The Federal Circuit denied appellant SAS’s petition for rehearing en banc from a decision by the Patent Trial and Appeal Board, without an explanatory opinion. Judge Newman dissented. Without discussing the facts of the case, she undertook to review the statutory provisions for inter partes review (“IPR”) proceedings under the America Invents Act (“AIA”). According to Newman, the Court should have granted the petition, in order to correct the Patent Office position that “the final order of the [Patent Trial and Appeal] Board need not address every claim raised in the petition for review.” According to Judge Newman, a review of the statutory provisions of the AIA makes it clear that, if the PTAB decides to institute review, it should do so for all of the challenged claims, not just some of the challenged claims.

Federal Circuit Upholds Obviousness Rejection of Claimed Influenza Inhaler

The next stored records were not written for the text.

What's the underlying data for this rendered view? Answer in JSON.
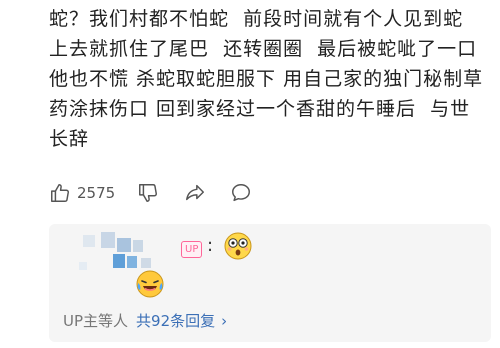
{
  "comment": {
    "lines": [
      "蛇？我们村都不怕蛇  前段时间就有个人见到蛇",
      "上去就抓住了尾巴  还转圈圈  最后被蛇呲了一口",
      "他也不慌 杀蛇取蛇胆服下 用自己家的独门秘制草",
      "药涂抹伤口 回到家经过一个香甜的午睡后  与世",
      "长辞"
    ]
  },
  "actions": {
    "like_icon": "thumbs-up-icon",
    "like_count": "2575",
    "dislike_icon": "thumbs-down-icon",
    "share_icon": "share-icon",
    "reply_icon": "comment-icon"
  },
  "reply": {
    "badge": "UP",
    "colon": ":",
    "emoji_1": "surprised-face-emoji",
    "emoji_2": "laughing-crying-face-emoji",
    "footer_author": "UP主等人",
    "footer_count": "共92条回复",
    "footer_chevron": "›"
  },
  "colors": {
    "link": "#3b6fb6",
    "up_badge": "#ff6699",
    "reply_bg": "#f5f5f5"
  }
}
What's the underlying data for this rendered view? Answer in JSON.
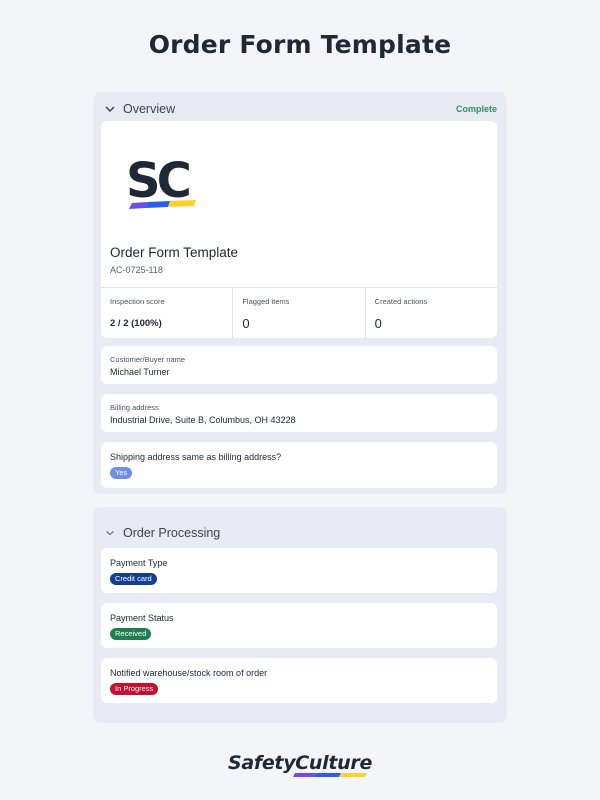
{
  "page": {
    "title": "Order Form Template"
  },
  "overview": {
    "section_title": "Overview",
    "status": "Complete",
    "logo_text": "SC",
    "doc_title": "Order Form Template",
    "doc_id": "AC-0725-118",
    "stats": [
      {
        "label": "Inspection score",
        "value": "2 / 2 (100%)"
      },
      {
        "label": "Flagged items",
        "value": "0"
      },
      {
        "label": "Created actions",
        "value": "0"
      }
    ],
    "customer": {
      "label": "Customer/Buyer name",
      "value": "Michael Turner"
    },
    "billing": {
      "label": "Billing address",
      "value": "Industrial Drive, Suite B, Columbus, OH 43228"
    },
    "shipping": {
      "question": "Shipping address same as billing address?",
      "answer": "Yes"
    }
  },
  "processing": {
    "section_title": "Order Processing",
    "items": [
      {
        "question": "Payment Type",
        "answer": "Credit card"
      },
      {
        "question": "Payment Status",
        "answer": "Received"
      },
      {
        "question": "Notified warehouse/stock room of order",
        "answer": "In Progress"
      }
    ]
  },
  "colors": {
    "yes": "#6f8fe6",
    "credit_card": "#123f91",
    "received": "#1f7f52",
    "in_progress": "#c8102e",
    "complete": "#2f8f67"
  },
  "footer": {
    "brand": "SafetyCulture"
  }
}
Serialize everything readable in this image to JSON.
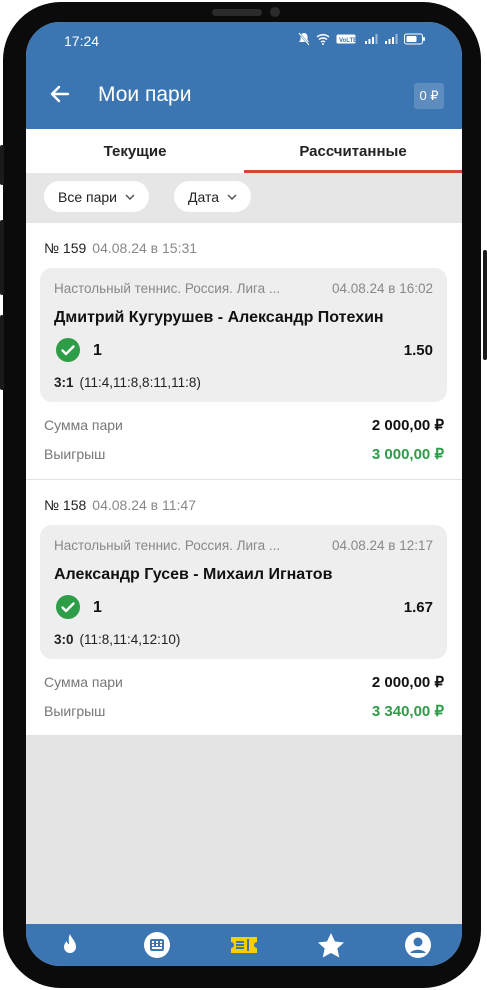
{
  "status": {
    "time": "17:24"
  },
  "header": {
    "title": "Мои пари",
    "balance": "0 ₽"
  },
  "tabs": [
    {
      "label": "Текущие"
    },
    {
      "label": "Рассчитанные"
    }
  ],
  "filters": [
    {
      "label": "Все пари"
    },
    {
      "label": "Дата"
    }
  ],
  "bets": [
    {
      "number": "№ 159",
      "placed": "04.08.24 в 15:31",
      "league": "Настольный теннис. Россия. Лига ...",
      "event_date": "04.08.24 в 16:02",
      "teams": "Дмитрий Кугурушев - Александр Потехин",
      "outcome": "1",
      "coefficient": "1.50",
      "score": "3:1",
      "sets": "(11:4,11:8,8:11,11:8)",
      "stake_label": "Сумма пари",
      "stake": "2 000,00 ₽",
      "win_label": "Выигрыш",
      "win": "3 000,00 ₽"
    },
    {
      "number": "№ 158",
      "placed": "04.08.24 в 11:47",
      "league": "Настольный теннис. Россия. Лига ...",
      "event_date": "04.08.24 в 12:17",
      "teams": "Александр Гусев - Михаил Игнатов",
      "outcome": "1",
      "coefficient": "1.67",
      "score": "3:0",
      "sets": "(11:8,11:4,12:10)",
      "stake_label": "Сумма пари",
      "stake": "2 000,00 ₽",
      "win_label": "Выигрыш",
      "win": "3 340,00 ₽"
    }
  ],
  "colors": {
    "header": "#3c76b2",
    "tab_accent": "#d8433c",
    "win": "#2e9d47",
    "nav_active": "#f5d000"
  }
}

A divided panel of the Federal Circuit affirmed the Board’s rejection of all pending claims as obvious in an appeal arising from a method for treating or preventing influenza by oral inhalation of zanamivir. The teaching here seems to be that references can be combined to show that it would have been obvious to zero in on one of a few options disclosed in the prior art. Judge Newman filed a dissenting opinion.

District Court sua sponte raising dispositive issues not enough for case to be reassigned

While TecSec had urged the panel to reassign the case to a different judge on remand in part because the district court judge repeatedly held against TecSec, raised dispositive issues sua sponte, had been reversed on appeal for many of those issues, and had pre-judged a § 101 issue that has not yet been raised, reassignment is only appropriate in exceptional circumstances. “Here, reassignment is governed by Fourth Circuit law, which applies a three factor test for reassignment: 1) whether the judge would be reasonable expected to have substantial difficulty putting her views that were held to be incorrect out of her mind; 2) whether reassignment is necessary to preserve the appearance of justice; and 3) the degree of waste of judicial resources and duplication if the case were reassigned. See United States v. Guglielmi, 929 F.2d 1001, 1007 (4th Cir. 1991). Nothing in this case merits reassignment on remand.”